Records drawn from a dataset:
*** Block opens ***

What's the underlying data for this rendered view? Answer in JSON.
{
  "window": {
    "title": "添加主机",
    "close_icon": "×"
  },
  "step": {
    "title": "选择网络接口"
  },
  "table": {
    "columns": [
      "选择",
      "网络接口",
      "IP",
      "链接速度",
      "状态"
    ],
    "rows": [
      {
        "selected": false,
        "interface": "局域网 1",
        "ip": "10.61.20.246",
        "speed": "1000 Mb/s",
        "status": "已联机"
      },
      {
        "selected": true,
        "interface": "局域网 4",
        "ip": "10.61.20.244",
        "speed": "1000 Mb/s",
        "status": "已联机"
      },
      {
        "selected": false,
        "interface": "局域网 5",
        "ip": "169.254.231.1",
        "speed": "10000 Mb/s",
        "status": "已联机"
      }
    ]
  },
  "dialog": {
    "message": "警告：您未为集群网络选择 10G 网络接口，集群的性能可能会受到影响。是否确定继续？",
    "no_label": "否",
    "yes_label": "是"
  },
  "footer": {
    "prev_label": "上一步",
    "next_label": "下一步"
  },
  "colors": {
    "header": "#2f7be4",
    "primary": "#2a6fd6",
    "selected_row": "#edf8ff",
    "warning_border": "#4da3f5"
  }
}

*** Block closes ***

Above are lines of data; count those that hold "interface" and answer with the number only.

3